1. $\sin{1\over x}$
2. ${1-\cos x}\over x^2$
3. $\cos {1\over x}$
4. $1\over x$

So , continuous extension would require $$\lim_{x\rightarrow 0}f(x)=f(0).$$

Now , among all of them only option $2$ takes a limit while approaching $0$ by L'Hospital's Rule.(being $0\over 0$ form) and that limit is $1\over 2$.So,defining $f(0)={1\over 2}$, this can be extended continuously on $[0,\infty)$. The others do not take limit as $x$ tends to $0.$ so option $2$ is a correct answer.
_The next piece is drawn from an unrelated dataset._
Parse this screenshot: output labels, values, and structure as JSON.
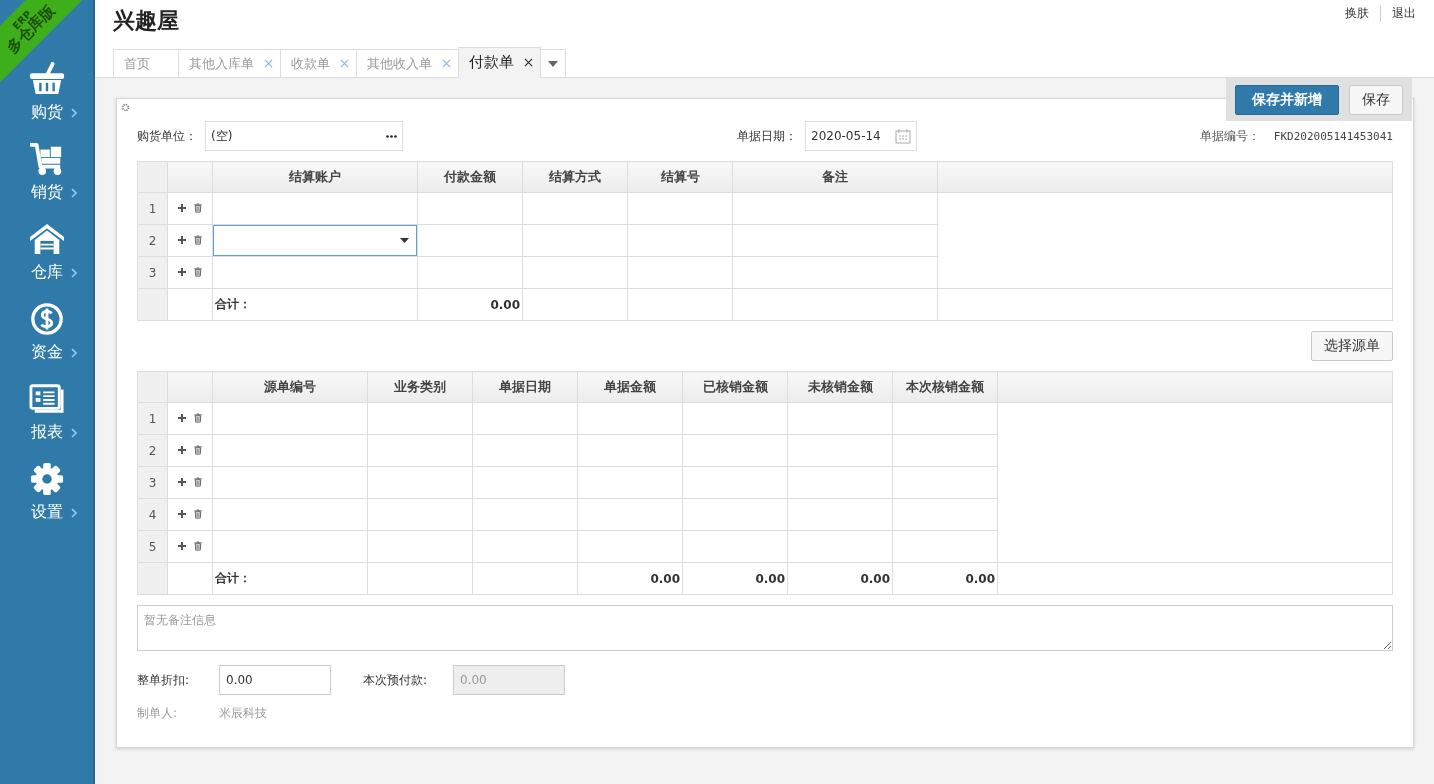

That is right,yes $?$ As I'm sure about $1\over x$ and $\sin {1\over x}$ not taking limit at $x\rightarrow 0$ , I'm not sure about the function $\cos {1\over x}.$ So , that is why this question.

• $cos(\frac{1}{x})$ and $sin(\frac{1}{x})$ behave very similarly, and both of them go crazy when $x\to 0$.
– Ofir
Dec 18, 2015 at 19:00
• What difference is there (to you) between $\sin 1/x$ at $0$ and $\cos 1/x$ at $0$? Dec 18, 2015 at 19:01
• Your answer is true and the functions in 1, 3 and 4 are discontinuous at zero which is not removable. Dec 18, 2015 at 19:04
• For $\cos {1\over x}$ and $\sin {1\over x}$, take $t:=1/x$ and see what the limits are when $t→∞$.
– Færd
Dec 18, 2015 at 19:04
• @Omnomnomnom : Actually not much difference behavior-wise,. Both are bounded and very near to $0$ their graphs look pretty much the same . Just looked at them . So, all $3$ dismissed.
– user80631
Dec 18, 2015 at 19:05

$\frac{\cos x-1}{x^{2}}$ can be extended to a continuous function on $\mathcal{R}$ because it has a limit at $0$, namely $- \frac{1}{2}$.

We can prove that $$\lim_{x \to 0^+} \cos\frac{1}{x}$$ does not exists by contradiction.

Let: $$\lim_{x \to 0^+} \cos\frac{1}{x}=l$$ chose $\epsilon =\frac{1}{2}$, by the definition of limit we have:

$$\left|\cos\frac{1}{x}-l \right|< \frac{1}{2} \quad if \quad 0<x<\delta \quad \text{for some} \quad \delta >0$$

Now we can allways find an integer $n$ such that $$x'=\frac{1}{2n\pi}<\delta \quad \text{and} \quad x''=\frac{1}{2(n+1)\pi}<\delta$$ and for such $n$ we have: $$\cos\frac{1}{x'}=1 \quad \text{and} \quad \cos\frac{1}{x''}=-1$$this implies that: $$|-1-l|<\frac{1}{2} \quad \text{and} \quad |1-l|<\frac{1}{2}$$ i.e. $$|l+1|<\frac{1}{2}\quad \text{and} \quad |l-1|<\frac{1}{2}$$ and this implies $|1-(-1)|<1$: contadiction!

So the discontinuity at $x=0$ is not removable and you are right also for the question (3).

• I think maybe a better way to say this is that there are two different limits. Boiling it down to the definition of a limit seems to be a bit clunky to me. Dec 18, 2015 at 19:57
• It is not true that there are two different limits. Also the limit form left does not exists ( the proof is substantially the same) and, anyway, the OP asks for the limit from right. Dec 18, 2015 at 20:07
• There are two distinct subsequential limits as evidenced in your post which is very clearly what I meant in my comment. Dec 18, 2015 at 20:08
• What do you means by '' subsequential limits''? Sorry, but this is a terminology that maybe can be useful in english, but that I does not know! Dec 18, 2015 at 20:12
• I guess it's probably a very English-specific term, but a subsequential limit is a limit associated to a subsequence of your original sequence. The term is used a bit more loosely than that in everyday use, though. Dec 18, 2015 at 20:14